The Australian Taxation Office has issued a warning to trustees of self-managed super funds that lump sums, or partial commutations, no longer count towards a minimum annual pension payment.
The ATO says that if the minimum pension standards are not met in a financial year, none of the payments made during the year can be treated as super income stream benefits.
“Failing to meet the minimum pension payment standards now not only means that fund loses exempt current pension income for the year, there are also transfer balance account consequences,” the ATO says in an SMSF alert issued last week.
Under the account-based pension rules, trustees must meet minimum pension payment requirements. Income equivalent to a percentage of the account balance must be paid out each year, with the percentage changing with age.
The percentage factors are:
- Under age 65, the minimum pension payment is 4 per cent a year;
- Between 65 and 74, the minimum is 5 per cent a year;
- Between 75 and 79, the minimum is 6 per cent;
- Between 80 and 84, the minimum of 7 per cent;
- Between 85 and 89, the minimum of 9 per cent;
- Between 90 and 94, the minimum of 11 percent; and
- For people aged 95 and over, the minimum is 14 per cent.

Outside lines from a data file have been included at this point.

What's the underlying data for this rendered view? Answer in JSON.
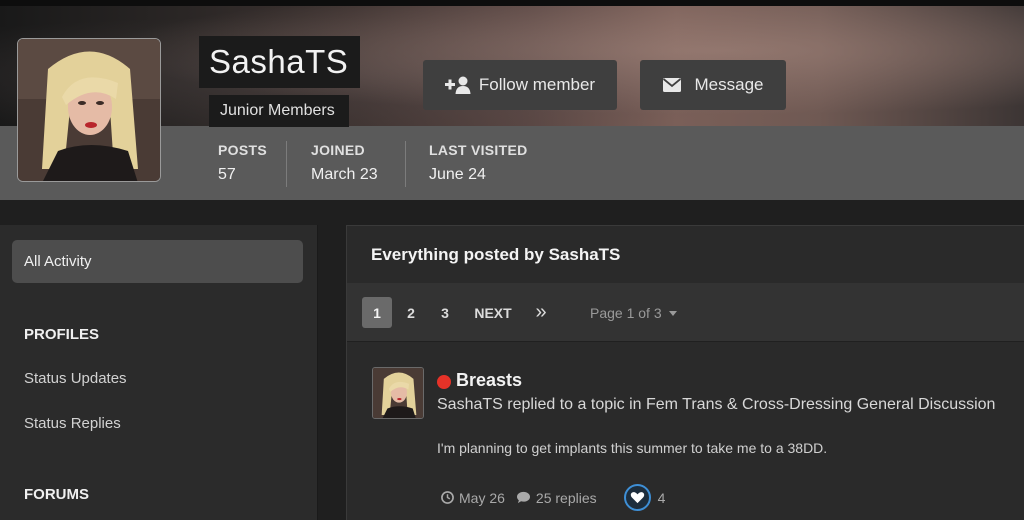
{
  "profile": {
    "name": "SashaTS",
    "group": "Junior Members",
    "follow_label": "Follow member",
    "message_label": "Message",
    "stats": [
      {
        "label": "POSTS",
        "value": "57"
      },
      {
        "label": "JOINED",
        "value": "March 23"
      },
      {
        "label": "LAST VISITED",
        "value": "June 24"
      }
    ]
  },
  "sidebar": {
    "active_item": "All Activity",
    "profiles_heading": "PROFILES",
    "profiles_items": [
      "Status Updates",
      "Status Replies"
    ],
    "forums_heading": "FORUMS"
  },
  "main": {
    "title": "Everything posted by SashaTS",
    "pagination": {
      "pages": [
        "1",
        "2",
        "3"
      ],
      "current": "1",
      "next_label": "NEXT",
      "last_label": "»",
      "page_of": "Page 1 of 3"
    },
    "post": {
      "title": "Breasts",
      "meta": "SashaTS replied to a topic in Fem Trans & Cross-Dressing General Discussion",
      "snippet": "I'm planning to get implants this summer to take me to a 38DD.",
      "date": "May 26",
      "replies": "25 replies",
      "reaction_count": "4"
    }
  },
  "colors": {
    "unread_dot": "#e63228",
    "reaction_ring": "#3e8fd6",
    "stats_bar": "#5a5a5a"
  },
  "icons": {
    "follow": "user-plus-icon",
    "message": "envelope-icon",
    "date": "clock-icon",
    "replies": "comment-icon",
    "reaction": "heart-icon",
    "dropdown": "caret-down-icon"
  }
}
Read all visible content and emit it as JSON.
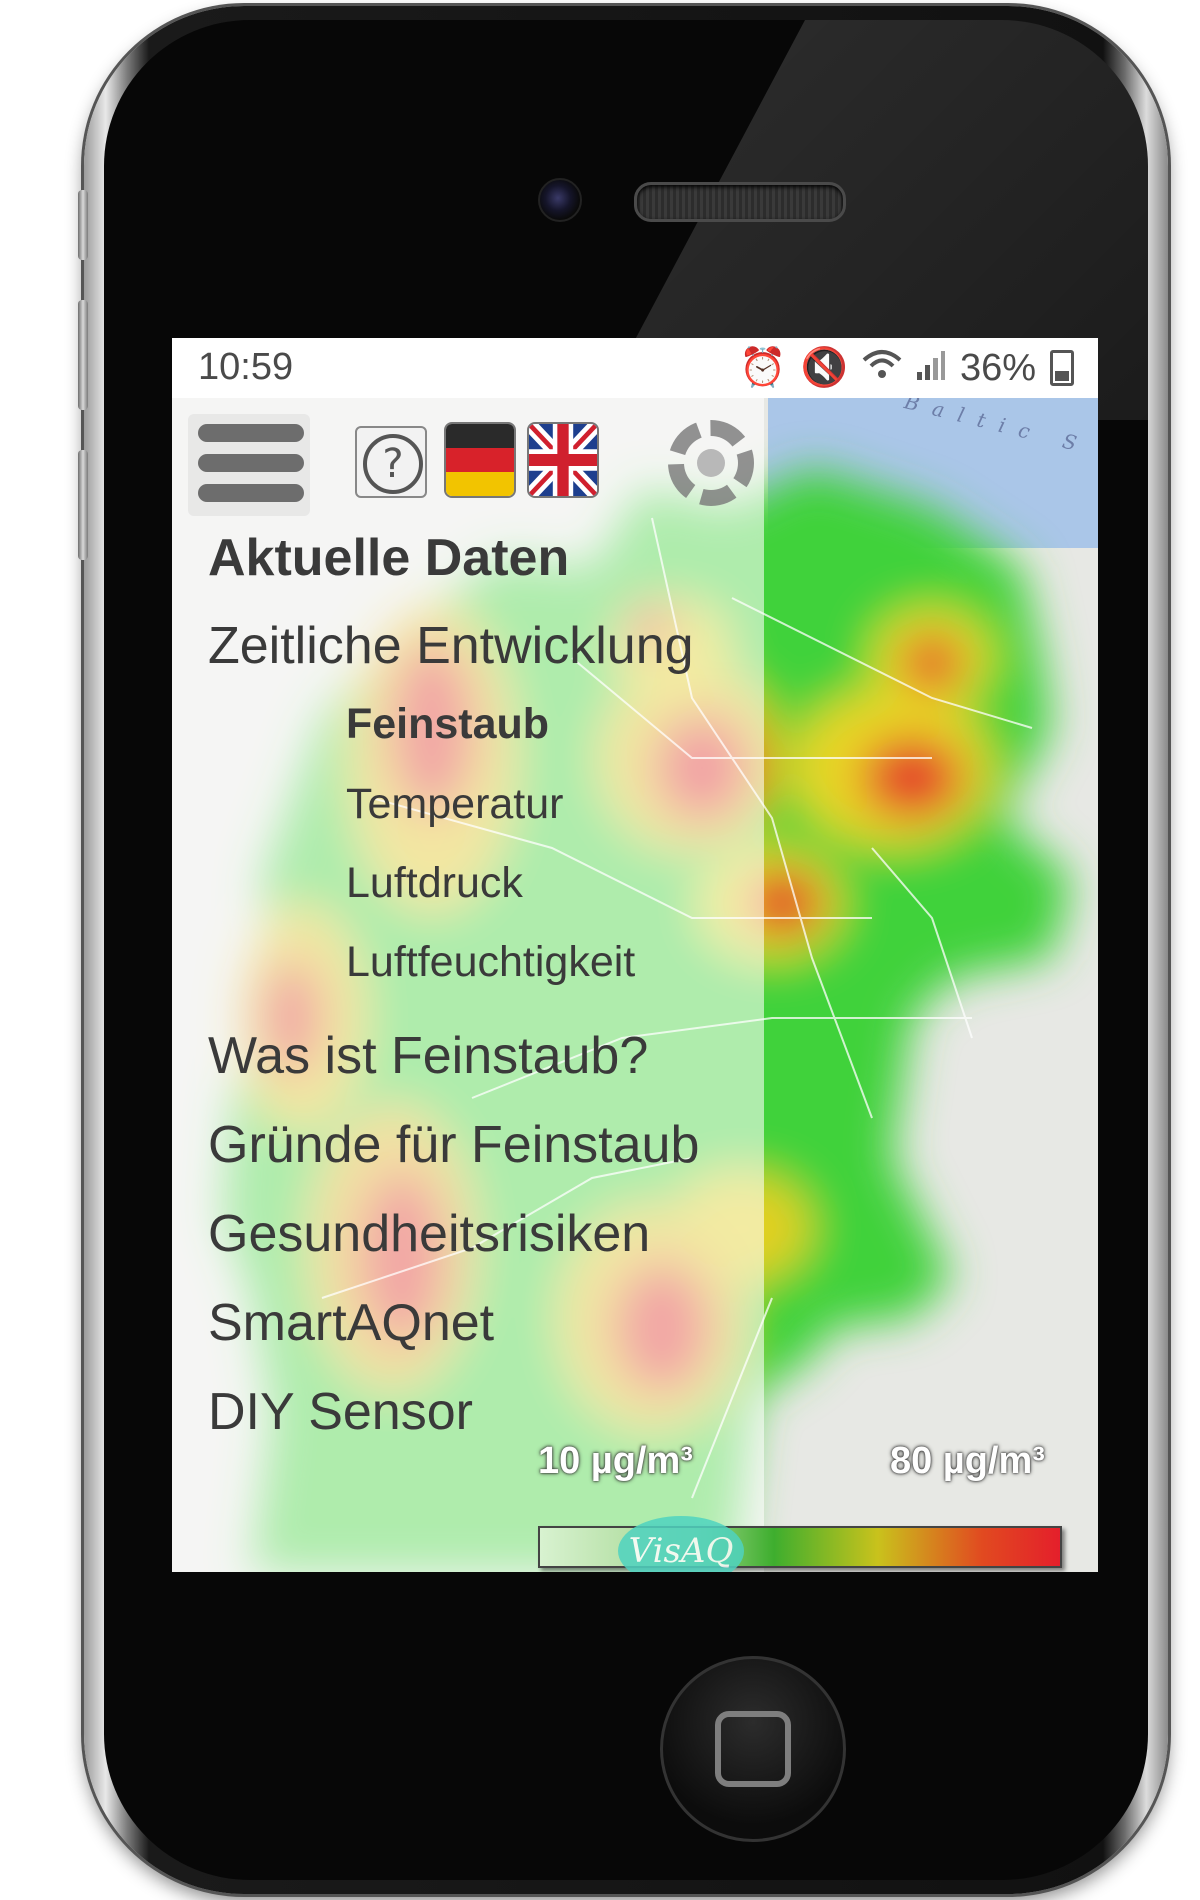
{
  "status_bar": {
    "time": "10:59",
    "battery": "36%",
    "icons": [
      "alarm-icon",
      "mute-icon",
      "wifi-icon",
      "signal-icon",
      "battery-icon"
    ]
  },
  "header": {
    "help_symbol": "?",
    "flags": [
      "germany-flag-icon",
      "uk-flag-icon"
    ],
    "settings_icon": "gear-icon"
  },
  "map": {
    "sea_label": "Baltic S",
    "legend": {
      "min_label": "10 µg/m³",
      "max_label": "80 µg/m³",
      "low_color": "#d8f2d0",
      "high_color": "#e41f2b"
    },
    "logo": "VisAQ"
  },
  "menu": {
    "items": [
      {
        "label": "Aktuelle Daten"
      },
      {
        "label": "Zeitliche Entwicklung"
      },
      {
        "label": "Feinstaub"
      },
      {
        "label": "Temperatur"
      },
      {
        "label": "Luftdruck"
      },
      {
        "label": "Luftfeuchtigkeit"
      },
      {
        "label": "Was ist Feinstaub?"
      },
      {
        "label": "Gründe für Feinstaub"
      },
      {
        "label": "Gesundheitsrisiken"
      },
      {
        "label": "SmartAQnet"
      },
      {
        "label": "DIY Sensor"
      }
    ]
  }
}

The SMSF Association’s technical director Peter Hogan says the ATO is concerned that trustees may not have caught up with all the changes to the system that occurred in July 2017.
Hogan says a lump sum used to count towards the minimum pension payment but no longer does.
Speaking at a recent Morningstar Investor Conference, Hogan says: “A pension can only be paid in cash. Cash payments plus commutations used to count towards the minimum but that does not apply anymore.”
If the minimum payment has not been made, the ATO can rule that the pension has ceased. It would then be ruled to have been in accumulation for that period and even before, with tax payments due.
Hogan says there are number of things SMSF trustees must get right when they start a pension.
“To start a pension, all the terms and conditions must be put in writing. For example, this is the time to nominate a reversionary pension recipient. It is difficult to add someone once the pension has started.”
The market value of the account must be reported to the ATO. Hogan says: “You have to be careful about how you do this. For an asset like property, you may need an independent valuation.”
Hogan says this is an appropriate time to review the fund’s investment strategy. “Because you have to make pension payments, it may be suitable to change the investment strategy to hold more cash. You would not want to be in a position where you have to sell assets to pay make pension payments.
“I recommend having 24 months of pension payments in cash, and top that up after each payment.
“Many trustees think they have to report to the ATO each time they make a pension payment, but you don’t.”
Hogan says one common misunderstanding is that the size of the pension balance must always be under the $1.6 million limit. “Pensions can grow. You are not penalised for good investment performance,” he says.
Source : http://www.shedconnect.com